...Under normal circumstances, the emotional, reward-seeking, selfish, “myopic” part of our brain is checked and balanced in its desirous cravings by our powers of cognition — our awareness of the consequences, say, of eating too much or spending too much. But after decades of never-before-seen levels of affluence and endless messages promoting instant gratification...this self-regulatory system has been knocked out of whack. The “orgy of self-indulgence” that spread in our land of no-money-down mortgages, Whybrow wrote in his 2005 book, “American Mania: When More Is Not Enough, ”has disturbed the “ancient mechanisms that sustain our physical and mental balance.”...If you put a person in an environment that worships wealth and favors conspicuous consumption, add gross income inequalities that breed envy and competition, mix in stagnant wages, a high cost of living and too-easy credit, you get overspending, high personal debt and a “treadmill-like existence,” as Whybrow calls it: compulsive getting and spending.

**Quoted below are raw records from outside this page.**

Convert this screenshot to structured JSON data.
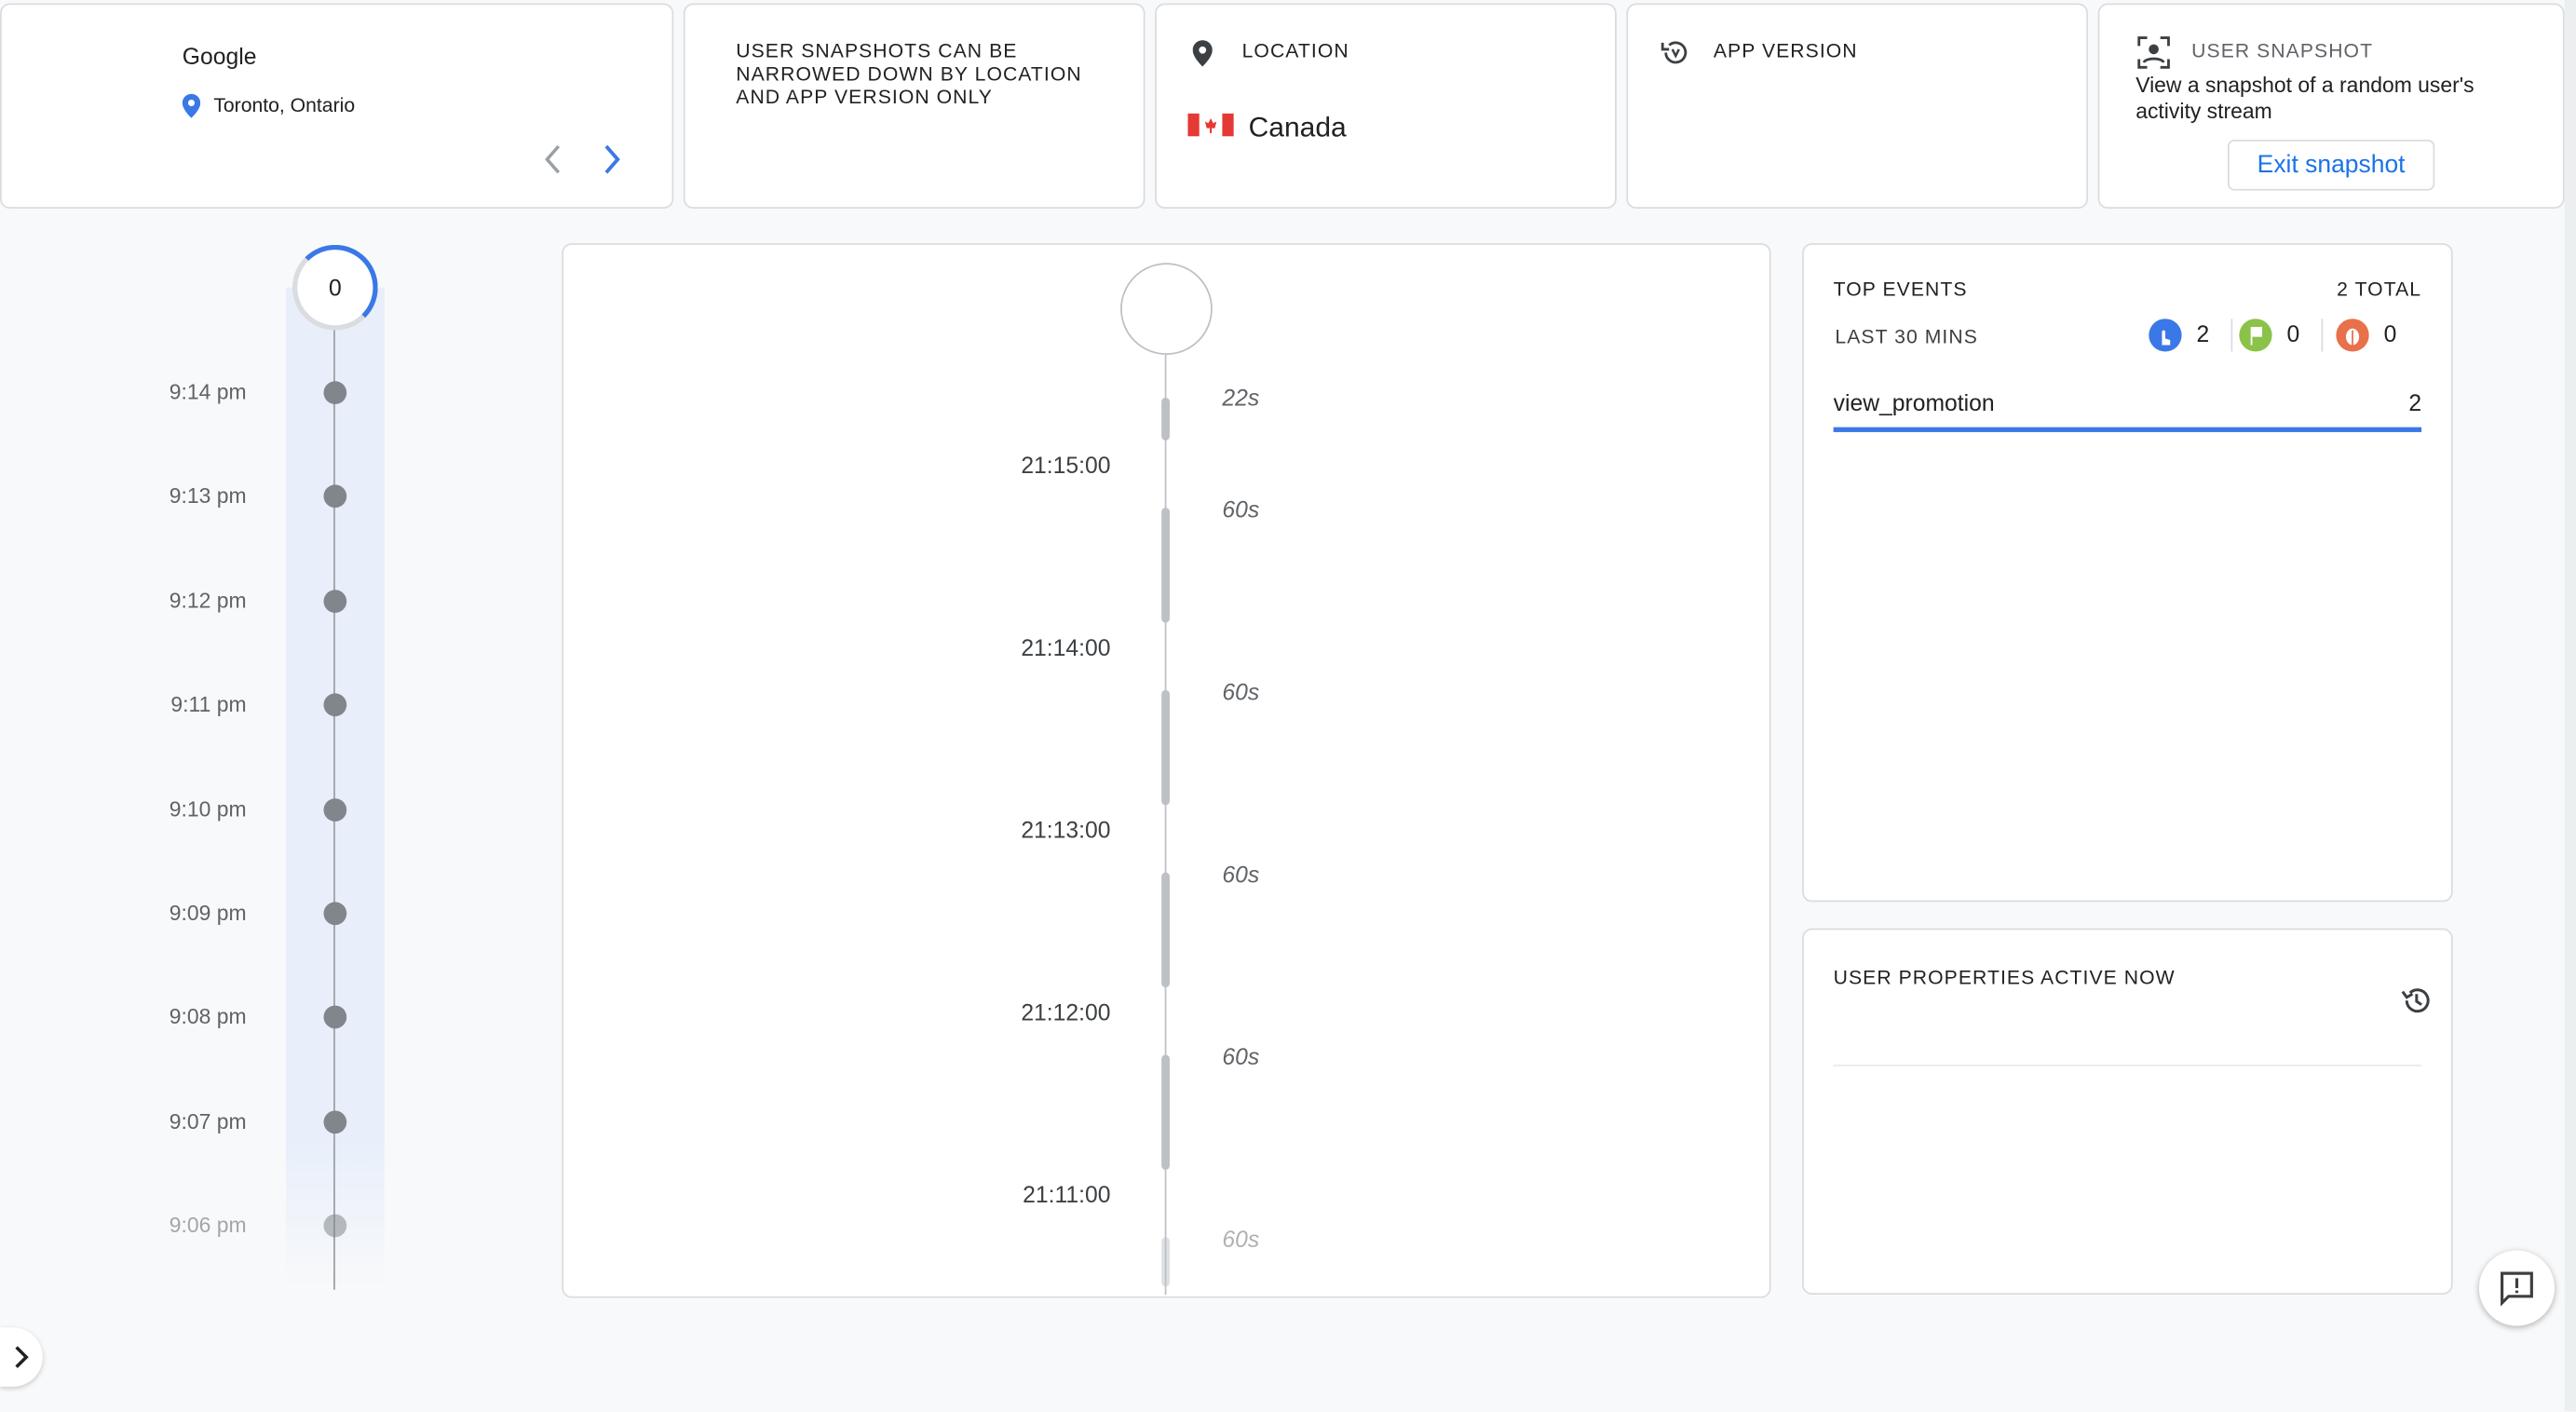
{
  "user_card": {
    "name": "Google",
    "location": "Toronto, Ontario"
  },
  "notice": {
    "text": "USER SNAPSHOTS CAN BE NARROWED DOWN BY LOCATION AND APP VERSION ONLY"
  },
  "location": {
    "label": "LOCATION",
    "value": "Canada"
  },
  "app_version": {
    "label": "APP VERSION"
  },
  "snapshot": {
    "label": "USER SNAPSHOT",
    "description": "View a snapshot of a random user's activity stream",
    "exit_label": "Exit snapshot"
  },
  "minute_timeline": {
    "counter": "0",
    "times": [
      "9:14 pm",
      "9:13 pm",
      "9:12 pm",
      "9:11 pm",
      "9:10 pm",
      "9:09 pm",
      "9:08 pm",
      "9:07 pm",
      "9:06 pm"
    ]
  },
  "stream": {
    "times": [
      "21:15:00",
      "21:14:00",
      "21:13:00",
      "21:12:00",
      "21:11:00"
    ],
    "durations": [
      "22s",
      "60s",
      "60s",
      "60s",
      "60s",
      "60s"
    ]
  },
  "top_events": {
    "title": "TOP EVENTS",
    "total": "2 TOTAL",
    "range": "LAST 30 MINS",
    "counts": [
      {
        "icon": "touch-icon",
        "color": "#3b78e7",
        "value": "2"
      },
      {
        "icon": "flag-icon",
        "color": "#8bc34a",
        "value": "0"
      },
      {
        "icon": "bug-icon",
        "color": "#e8704a",
        "value": "0"
      }
    ],
    "events": [
      {
        "name": "view_promotion",
        "count": "2"
      }
    ]
  },
  "user_properties": {
    "title": "USER PROPERTIES ACTIVE NOW"
  },
  "colors": {
    "accent": "#3b78e7"
  }
}
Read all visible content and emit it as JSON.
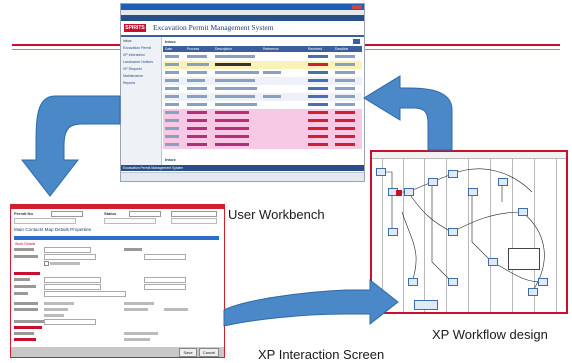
{
  "captions": {
    "workbench": "User Workbench",
    "workflow": "XP Workflow design",
    "interaction": "XP Interaction Screen"
  },
  "workbench_screen": {
    "app_title": "Excavation Permit Management System",
    "logo_text": "SPIRITS",
    "section_label": "Inbox",
    "sidebar_header": "Inbox",
    "sidebar_items": [
      "Excavation Permit",
      "XP Interaction",
      "Landowner Notices",
      "XP Request",
      "Maintenance",
      "Reports"
    ],
    "table_headers": [
      "Date",
      "Process",
      "Description",
      "Reference",
      "Received",
      "Deadline"
    ],
    "row_count": 12,
    "footer_label": "Inbox",
    "status_text": "Excavation Permit Management System"
  },
  "interaction_screen": {
    "title": "Permit No",
    "status_label": "Status",
    "tabs_text": "Main   Contacts   Map Details   Properties",
    "section_label": "Work Details",
    "buttons": [
      "Save",
      "Cancel"
    ]
  },
  "workflow_screen": {
    "lane_count": 9
  },
  "colors": {
    "accent_red": "#c8102e",
    "arrow_fill": "#4a88c8",
    "arrow_stroke": "#2d6aa8",
    "window_blue": "#1d5fb7",
    "highlight_pink": "#f7c9e4",
    "highlight_yellow": "#fbf2b8",
    "flow_blue": "#3b6db0"
  }
}
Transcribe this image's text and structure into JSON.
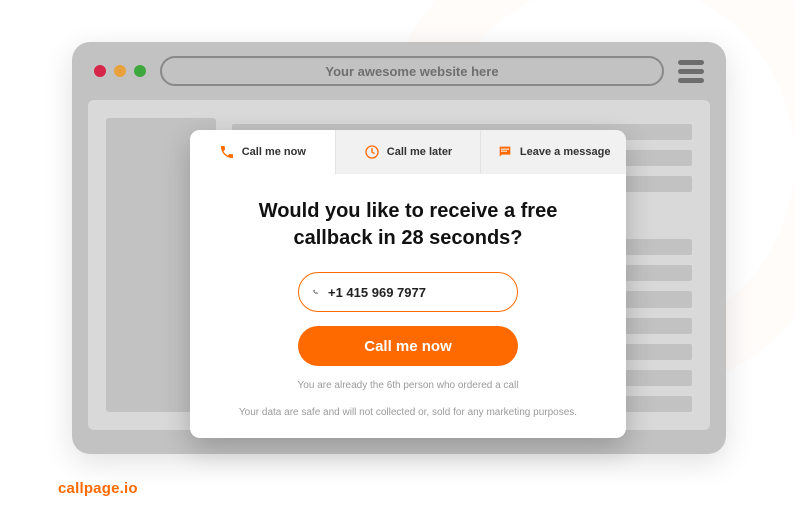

The “yawning void, an insatiable hunger, an emptiness waiting to be filled,” that Lasch identified as animating the typical narcissist of the 1970s has grown only deeper with the passage of time. The Great Recession was supposed to portend a scaling back, a recalibration of our lifestyle, and usher in a new era of making more of less. But the pressures that drive the dysregulated American haven’t abated any since the fall of 2008. Wall Street is resurgent, and unemployment is still high. For too many people, the cycle of craving and debt that drives our treadmill existence simply can’t be broken.
Wednesday, June 30, 2010
does an nice piece in the NYTimes Magazine, in which she notes that problems of self-regulation — of appetite, emotion, impulse and cupidity — may well be the defining social pathology of our time. The ideas of Peter C. Whybrow at UCLA are referenced: